By Wertbag ~ 

While Christians will say God is self-evident, or known by His works, this leads to the question why are apologists required at all? Things which are known and proven do not need apologists. There are no gravity apologists for example. The only apologists are those arguing due to being unable to prove their chosen religion. Because these apologists cannot provide evidence, they are forced to try and prove their position by secondhand inference, by God of the Gaps arguments, by Gish Gallop type rhetoric, and with a heaping of incredulity.

Secondhand inference arguments are ones that point to something in the physical world and say because this thing is complex/beautiful/amazing it must have been created by God. Common examples are the complexity of life, our experience with awe inspiring or beautiful things and the fine tuning of our universe. Of course, none of these things directly point to God, but by applying additional attributes and requirements it is possible to demand God be a necessary part of these natural things. By demanding complexity comes from God or that things look designed and therefore God must be a designer, apologists can shoehorn their conclusion into the argument. Having not proven that God exists so that He could be a valid conclusion, or that the requirements being forced on nature are actually necessary, these arguments will usually fall on deaf ears.
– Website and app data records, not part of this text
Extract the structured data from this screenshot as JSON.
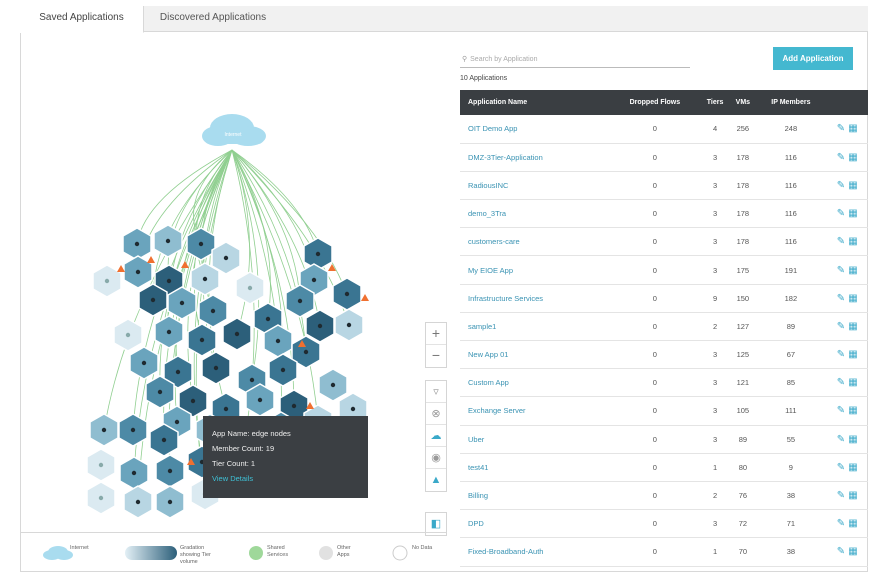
{
  "tabs": [
    {
      "label": "Saved Applications",
      "active": true
    },
    {
      "label": "Discovered Applications",
      "active": false
    }
  ],
  "search": {
    "placeholder": "Search by Application"
  },
  "add_button": "Add Application",
  "count_label": "10 Applications",
  "columns": [
    "Application Name",
    "Dropped Flows",
    "Tiers",
    "VMs",
    "IP Members"
  ],
  "rows": [
    {
      "name": "OIT Demo App",
      "dropped": "0",
      "tiers": "4",
      "vms": "256",
      "ip": "248"
    },
    {
      "name": "DMZ-3Tier-Application",
      "dropped": "0",
      "tiers": "3",
      "vms": "178",
      "ip": "116"
    },
    {
      "name": "RadiousINC",
      "dropped": "0",
      "tiers": "3",
      "vms": "178",
      "ip": "116"
    },
    {
      "name": "demo_3Tra",
      "dropped": "0",
      "tiers": "3",
      "vms": "178",
      "ip": "116"
    },
    {
      "name": "customers-care",
      "dropped": "0",
      "tiers": "3",
      "vms": "178",
      "ip": "116"
    },
    {
      "name": "My EIOE App",
      "dropped": "0",
      "tiers": "3",
      "vms": "175",
      "ip": "191"
    },
    {
      "name": "Infrastructure Services",
      "dropped": "0",
      "tiers": "9",
      "vms": "150",
      "ip": "182"
    },
    {
      "name": "sample1",
      "dropped": "0",
      "tiers": "2",
      "vms": "127",
      "ip": "89"
    },
    {
      "name": "New App 01",
      "dropped": "0",
      "tiers": "3",
      "vms": "125",
      "ip": "67"
    },
    {
      "name": "Custom App",
      "dropped": "0",
      "tiers": "3",
      "vms": "121",
      "ip": "85"
    },
    {
      "name": "Exchange Server",
      "dropped": "0",
      "tiers": "3",
      "vms": "105",
      "ip": "111"
    },
    {
      "name": "Uber",
      "dropped": "0",
      "tiers": "3",
      "vms": "89",
      "ip": "55"
    },
    {
      "name": "test41",
      "dropped": "0",
      "tiers": "1",
      "vms": "80",
      "ip": "9"
    },
    {
      "name": "Billing",
      "dropped": "0",
      "tiers": "2",
      "vms": "76",
      "ip": "38"
    },
    {
      "name": "DPD",
      "dropped": "0",
      "tiers": "3",
      "vms": "72",
      "ip": "71"
    },
    {
      "name": "Fixed-Broadband-Auth",
      "dropped": "0",
      "tiers": "1",
      "vms": "70",
      "ip": "38"
    }
  ],
  "graph": {
    "cloud_label": "Internet",
    "zoom_in": "+",
    "zoom_out": "−",
    "tools": [
      "filter-icon",
      "close-circle-icon",
      "cloud-icon",
      "settings-icon",
      "alert-icon",
      "panel-icon"
    ]
  },
  "tooltip": {
    "app_name": "App Name: edge nodes",
    "member_count": "Member Count: 19",
    "tier_count": "Tier Count: 1",
    "link": "View Details"
  },
  "legend": [
    {
      "label": "Internet"
    },
    {
      "label": "Gradation showing Tier volume"
    },
    {
      "label": "Shared Services"
    },
    {
      "label": "Other Apps"
    },
    {
      "label": "No Data"
    }
  ],
  "colors": {
    "accent": "#44b8d0",
    "header_dark": "#3a3e42",
    "link": "#3a93b3",
    "flow_green": "#5cb85c",
    "alert": "#f07030"
  }
}
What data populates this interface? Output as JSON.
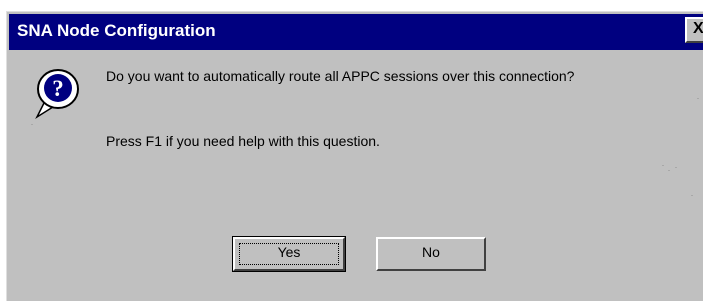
{
  "window": {
    "title": "SNA Node Configuration",
    "close_label": "X"
  },
  "message": {
    "question": "Do you want to automatically route all APPC sessions over this connection?",
    "help_text": "Press F1 if you need help with this question."
  },
  "buttons": {
    "yes_label": "Yes",
    "no_label": "No"
  },
  "icons": {
    "message_icon": "question-icon"
  },
  "colors": {
    "title_bar": "#000080",
    "dialog_background": "#c0c0c0",
    "icon_fill": "#000080"
  }
}
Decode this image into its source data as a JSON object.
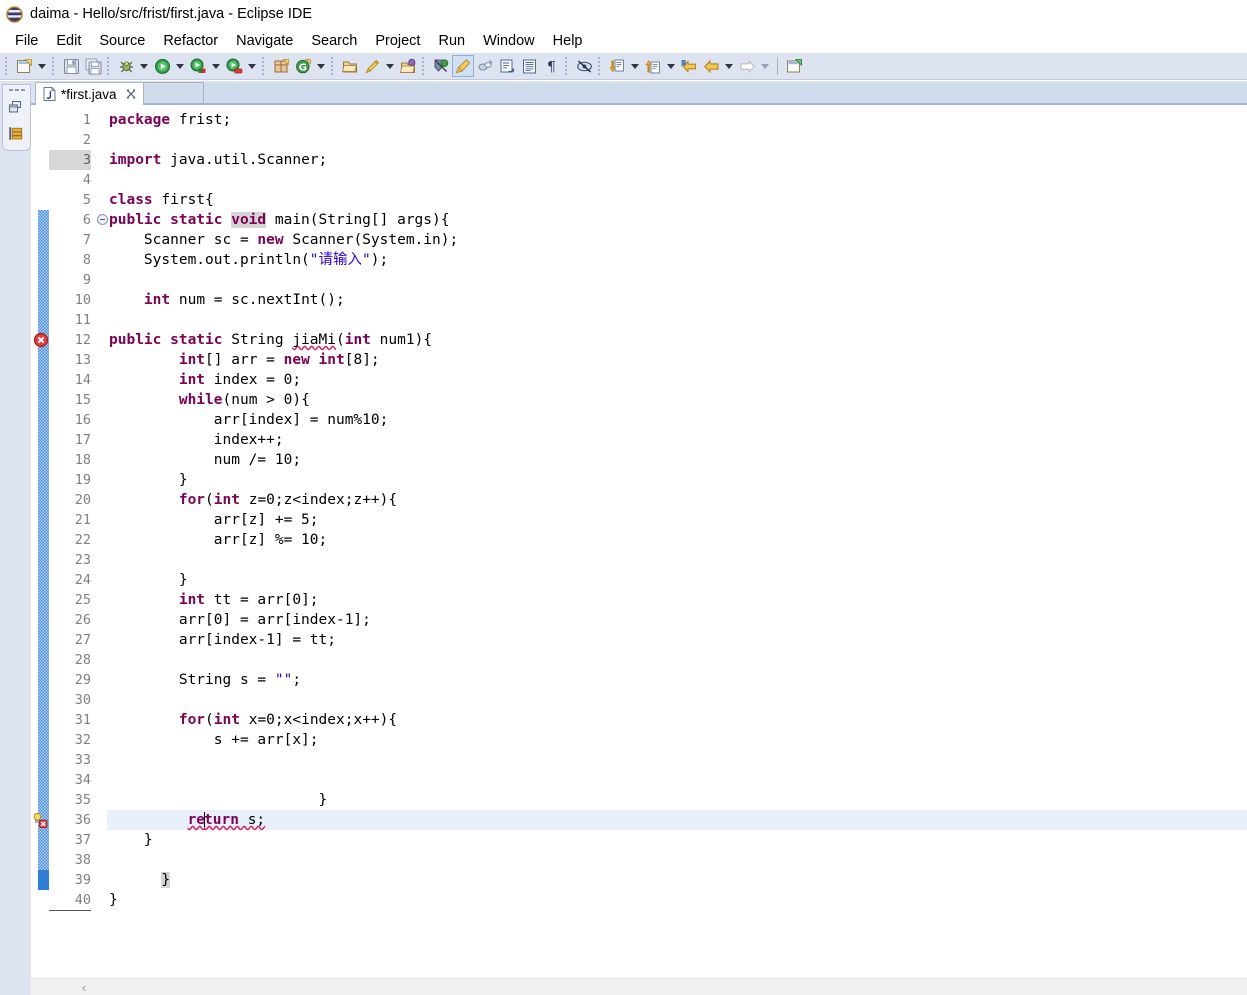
{
  "window": {
    "title": "daima - Hello/src/frist/first.java - Eclipse IDE",
    "app_icon": "eclipse-icon"
  },
  "menubar": {
    "items": [
      {
        "label": "File",
        "name": "menu-file"
      },
      {
        "label": "Edit",
        "name": "menu-edit"
      },
      {
        "label": "Source",
        "name": "menu-source"
      },
      {
        "label": "Refactor",
        "name": "menu-refactor"
      },
      {
        "label": "Navigate",
        "name": "menu-navigate"
      },
      {
        "label": "Search",
        "name": "menu-search"
      },
      {
        "label": "Project",
        "name": "menu-project"
      },
      {
        "label": "Run",
        "name": "menu-run"
      },
      {
        "label": "Window",
        "name": "menu-window"
      },
      {
        "label": "Help",
        "name": "menu-help"
      }
    ]
  },
  "toolbar": {
    "buttons": [
      {
        "name": "new-wizard-icon",
        "tooltip": "New"
      },
      {
        "name": "save-icon",
        "tooltip": "Save"
      },
      {
        "name": "save-all-icon",
        "tooltip": "Save All"
      },
      {
        "name": "debug-icon",
        "tooltip": "Debug"
      },
      {
        "name": "run-icon",
        "tooltip": "Run"
      },
      {
        "name": "run-external-tools-icon",
        "tooltip": "External Tools"
      },
      {
        "name": "coverage-icon",
        "tooltip": "Coverage"
      },
      {
        "name": "new-java-package-icon",
        "tooltip": "New Java Package"
      },
      {
        "name": "new-class-icon",
        "tooltip": "New Java Class"
      },
      {
        "name": "open-type-icon",
        "tooltip": "Open Type"
      },
      {
        "name": "search-pencil-icon",
        "tooltip": "Search"
      },
      {
        "name": "open-task-icon",
        "tooltip": "Open Task"
      },
      {
        "name": "skip-breakpoints-icon",
        "tooltip": "Skip All Breakpoints"
      },
      {
        "name": "toggle-mark-occurrences-icon",
        "tooltip": "Toggle Mark Occurrences"
      },
      {
        "name": "link-with-editor-icon",
        "tooltip": "Link With Editor"
      },
      {
        "name": "next-annotation-icon",
        "tooltip": "Next Annotation"
      },
      {
        "name": "show-whitespace-icon",
        "tooltip": "Show Whitespace Characters"
      },
      {
        "name": "pilcrow-icon",
        "tooltip": "Show Print Margin"
      },
      {
        "name": "toggle-block-selection-icon",
        "tooltip": "Toggle Block Selection"
      },
      {
        "name": "next-edit-position-icon",
        "tooltip": "Next Edit Position"
      },
      {
        "name": "previous-edit-position-icon",
        "tooltip": "Previous Edit Position"
      },
      {
        "name": "back-history-icon",
        "tooltip": "Back"
      },
      {
        "name": "forward-history-icon",
        "tooltip": "Forward"
      },
      {
        "name": "new-window-icon",
        "tooltip": "New Window"
      }
    ]
  },
  "leftbar": {
    "minimized_views": [
      {
        "name": "restore-view-icon",
        "label": "Restore"
      },
      {
        "name": "package-explorer-icon",
        "label": "Package Explorer"
      }
    ]
  },
  "editor": {
    "tab": {
      "label": "*first.java",
      "dirty": true,
      "file_icon": "java-file-icon",
      "close_label": "⌧"
    },
    "current_line": 36,
    "scrollbar": {
      "left_arrow": "‹"
    },
    "lines": [
      {
        "n": 1,
        "indent": 0,
        "changed": false,
        "tokens": [
          {
            "t": "package",
            "c": "kw"
          },
          {
            "t": " frist;",
            "c": "pl"
          }
        ]
      },
      {
        "n": 2,
        "indent": 0,
        "changed": false,
        "tokens": []
      },
      {
        "n": 3,
        "indent": 0,
        "changed": false,
        "numhl": true,
        "tokens": [
          {
            "t": "import",
            "c": "kw"
          },
          {
            "t": " java.util.Scanner;",
            "c": "pl"
          }
        ]
      },
      {
        "n": 4,
        "indent": 0,
        "changed": false,
        "tokens": []
      },
      {
        "n": 5,
        "indent": 0,
        "changed": false,
        "tokens": [
          {
            "t": "class",
            "c": "kw"
          },
          {
            "t": " first{",
            "c": "pl"
          }
        ]
      },
      {
        "n": 6,
        "indent": 0,
        "changed": true,
        "fold": true,
        "tokens": [
          {
            "t": "public static ",
            "c": "kw"
          },
          {
            "t": "void",
            "c": "kw mark"
          },
          {
            "t": " main(String[] args){",
            "c": "pl"
          }
        ]
      },
      {
        "n": 7,
        "indent": 0,
        "changed": true,
        "tokens": [
          {
            "t": "    Scanner sc = ",
            "c": "pl"
          },
          {
            "t": "new",
            "c": "kw"
          },
          {
            "t": " Scanner(System.in);",
            "c": "pl"
          }
        ]
      },
      {
        "n": 8,
        "indent": 0,
        "changed": true,
        "tokens": [
          {
            "t": "    System.out.println(",
            "c": "pl"
          },
          {
            "t": "\"请输入\"",
            "c": "str"
          },
          {
            "t": ");",
            "c": "pl"
          }
        ]
      },
      {
        "n": 9,
        "indent": 0,
        "changed": true,
        "tokens": []
      },
      {
        "n": 10,
        "indent": 0,
        "changed": true,
        "tokens": [
          {
            "t": "    ",
            "c": "pl"
          },
          {
            "t": "int",
            "c": "kw"
          },
          {
            "t": " num = sc.nextInt();",
            "c": "pl"
          }
        ]
      },
      {
        "n": 11,
        "indent": 0,
        "changed": true,
        "tokens": []
      },
      {
        "n": 12,
        "indent": 0,
        "changed": true,
        "marker": "error",
        "tokens": [
          {
            "t": "public static ",
            "c": "kw"
          },
          {
            "t": "String ",
            "c": "pl"
          },
          {
            "t": "jiaMi",
            "c": "pl err-underline"
          },
          {
            "t": "(",
            "c": "pl"
          },
          {
            "t": "int",
            "c": "kw"
          },
          {
            "t": " num1){",
            "c": "pl"
          }
        ]
      },
      {
        "n": 13,
        "indent": 0,
        "changed": true,
        "tokens": [
          {
            "t": "        ",
            "c": "pl"
          },
          {
            "t": "int",
            "c": "kw"
          },
          {
            "t": "[] arr = ",
            "c": "pl"
          },
          {
            "t": "new int",
            "c": "kw"
          },
          {
            "t": "[8];",
            "c": "pl"
          }
        ]
      },
      {
        "n": 14,
        "indent": 0,
        "changed": true,
        "tokens": [
          {
            "t": "        ",
            "c": "pl"
          },
          {
            "t": "int",
            "c": "kw"
          },
          {
            "t": " index = 0;",
            "c": "pl"
          }
        ]
      },
      {
        "n": 15,
        "indent": 0,
        "changed": true,
        "tokens": [
          {
            "t": "        ",
            "c": "pl"
          },
          {
            "t": "while",
            "c": "kw"
          },
          {
            "t": "(num > 0){",
            "c": "pl"
          }
        ]
      },
      {
        "n": 16,
        "indent": 0,
        "changed": true,
        "tokens": [
          {
            "t": "            arr[index] = num%10;",
            "c": "pl"
          }
        ]
      },
      {
        "n": 17,
        "indent": 0,
        "changed": true,
        "tokens": [
          {
            "t": "            index++;",
            "c": "pl"
          }
        ]
      },
      {
        "n": 18,
        "indent": 0,
        "changed": true,
        "tokens": [
          {
            "t": "            num /= 10;",
            "c": "pl"
          }
        ]
      },
      {
        "n": 19,
        "indent": 0,
        "changed": true,
        "tokens": [
          {
            "t": "        }",
            "c": "pl"
          }
        ]
      },
      {
        "n": 20,
        "indent": 0,
        "changed": true,
        "tokens": [
          {
            "t": "        ",
            "c": "pl"
          },
          {
            "t": "for",
            "c": "kw"
          },
          {
            "t": "(",
            "c": "pl"
          },
          {
            "t": "int",
            "c": "kw"
          },
          {
            "t": " z=0;z<index;z++){",
            "c": "pl"
          }
        ]
      },
      {
        "n": 21,
        "indent": 0,
        "changed": true,
        "tokens": [
          {
            "t": "            arr[z] += 5;",
            "c": "pl"
          }
        ]
      },
      {
        "n": 22,
        "indent": 0,
        "changed": true,
        "tokens": [
          {
            "t": "            arr[z] %= 10;",
            "c": "pl"
          }
        ]
      },
      {
        "n": 23,
        "indent": 0,
        "changed": true,
        "tokens": []
      },
      {
        "n": 24,
        "indent": 0,
        "changed": true,
        "tokens": [
          {
            "t": "        }",
            "c": "pl"
          }
        ]
      },
      {
        "n": 25,
        "indent": 0,
        "changed": true,
        "tokens": [
          {
            "t": "        ",
            "c": "pl"
          },
          {
            "t": "int",
            "c": "kw"
          },
          {
            "t": " tt = arr[0];",
            "c": "pl"
          }
        ]
      },
      {
        "n": 26,
        "indent": 0,
        "changed": true,
        "tokens": [
          {
            "t": "        arr[0] = arr[index-1];",
            "c": "pl"
          }
        ]
      },
      {
        "n": 27,
        "indent": 0,
        "changed": true,
        "tokens": [
          {
            "t": "        arr[index-1] = tt;",
            "c": "pl"
          }
        ]
      },
      {
        "n": 28,
        "indent": 0,
        "changed": true,
        "tokens": []
      },
      {
        "n": 29,
        "indent": 0,
        "changed": true,
        "tokens": [
          {
            "t": "        String s = ",
            "c": "pl"
          },
          {
            "t": "\"\"",
            "c": "str"
          },
          {
            "t": ";",
            "c": "pl"
          }
        ]
      },
      {
        "n": 30,
        "indent": 0,
        "changed": true,
        "tokens": []
      },
      {
        "n": 31,
        "indent": 0,
        "changed": true,
        "tokens": [
          {
            "t": "        ",
            "c": "pl"
          },
          {
            "t": "for",
            "c": "kw"
          },
          {
            "t": "(",
            "c": "pl"
          },
          {
            "t": "int",
            "c": "kw"
          },
          {
            "t": " x=0;x<index;x++){",
            "c": "pl"
          }
        ]
      },
      {
        "n": 32,
        "indent": 0,
        "changed": true,
        "tokens": [
          {
            "t": "            s += arr[x];",
            "c": "pl"
          }
        ]
      },
      {
        "n": 33,
        "indent": 0,
        "changed": true,
        "tokens": []
      },
      {
        "n": 34,
        "indent": 0,
        "changed": true,
        "tokens": []
      },
      {
        "n": 35,
        "indent": 0,
        "changed": true,
        "tokens": [
          {
            "t": "                        }",
            "c": "pl"
          }
        ]
      },
      {
        "n": 36,
        "indent": 0,
        "changed": true,
        "current": true,
        "marker": "error-fix",
        "tokens": [
          {
            "t": "         ",
            "c": "pl"
          },
          {
            "t": "re",
            "c": "kw err-underline"
          },
          {
            "t": "CARET",
            "c": "caret"
          },
          {
            "t": "turn",
            "c": "kw err-underline"
          },
          {
            "t": " s;",
            "c": "pl err-underline"
          }
        ]
      },
      {
        "n": 37,
        "indent": 0,
        "changed": true,
        "tokens": [
          {
            "t": "    }",
            "c": "pl"
          }
        ]
      },
      {
        "n": 38,
        "indent": 0,
        "changed": true,
        "tokens": []
      },
      {
        "n": 39,
        "indent": 0,
        "changed": true,
        "changed_solid": true,
        "tokens": [
          {
            "t": "      ",
            "c": "pl"
          },
          {
            "t": "}",
            "c": "pl mark"
          }
        ]
      },
      {
        "n": 40,
        "indent": 0,
        "changed": false,
        "numlast": true,
        "tokens": [
          {
            "t": "}",
            "c": "pl"
          }
        ]
      }
    ]
  },
  "colors": {
    "keyword": "#7f0055",
    "string": "#2a00ff",
    "plain": "#000000",
    "current_line_bg": "#e8f0fb",
    "change_bar": "#4a90e2",
    "error_squiggle": "#d81e5b",
    "toolbar_bg": "#dde3f0",
    "occurrence_mark": "#d4d4d4"
  }
}
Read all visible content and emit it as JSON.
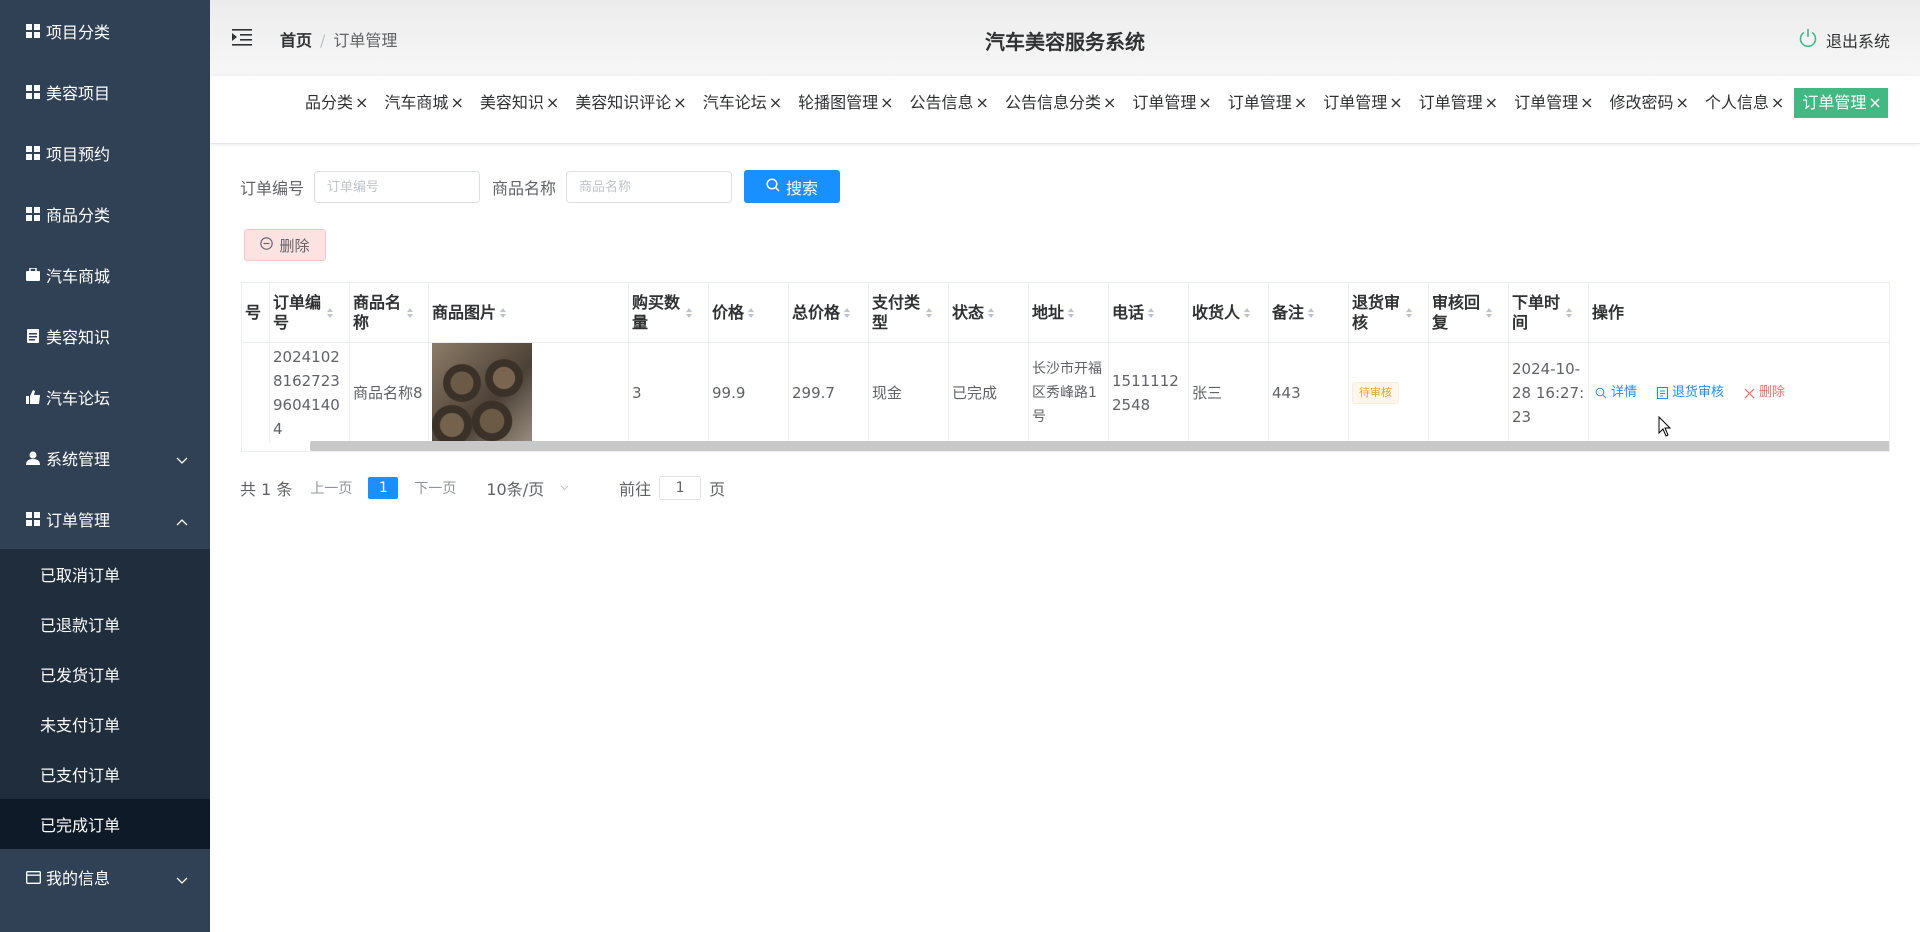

God of the Gaps has two common uses; where did life come from? And where did the universe come from? Science currently says we have some ideas supported by the data we do have, but insufficient data to have a complete understanding, so the answer at the moment must be "I don't know". The apologist will demand you prove it is not God that did these things, knowing full well that there is no current answer. This idea of "If you can't prove me wrong, I'm right by default", might win points amongst believers, but should not be compelling to anyone looking for complete answers. Even if you were to grant the conclusion, it doesn't answer the question, other than perhaps with "magic" rather than an actual process. In reverse, if science comes up with a complete answer to how life can be created, the apologist will simply change to "Oh, that is how God chose to do it", claiming success either way and making their position unfalsifiable.

But perhaps the most frustrating arguments to come across are those based purely on incredulity. Hearing "Life is so amazing, I can't believe it didn't come from God" or "I can't imagine any other way for our universe to be like it is". This idea that the speaker has either enough knowledge to rule out all other options, or such a vast imagination that all other possibilities have been considered and rejected, is an incredibly arrogant position to hold. All "I can't imagine" can tell us is a lack of imagination. If you can't imagine something that shouldn't mean you jump to the conclusion that no one else could possibly do so. This thinking that people know enough to come to conclusions, regardless of their lack of data or knowledge, is a version of the Dunning-Kruger effect (The Dunning–Kruger effect is a cognitive bias in which people with limited competence in a particular domain overestimate their abilities.) People seem to think they are smart enough to know better, while those who are experts in the relevant fields (bio-chemists looking at abiogenesis or astrophysicists looking at the big bang) are generally able to understand the bounds of our knowledge and speak more humbly about what we currently do not know

Originally posted in the Reasons for Disbelief thread on Ex-Christian.Net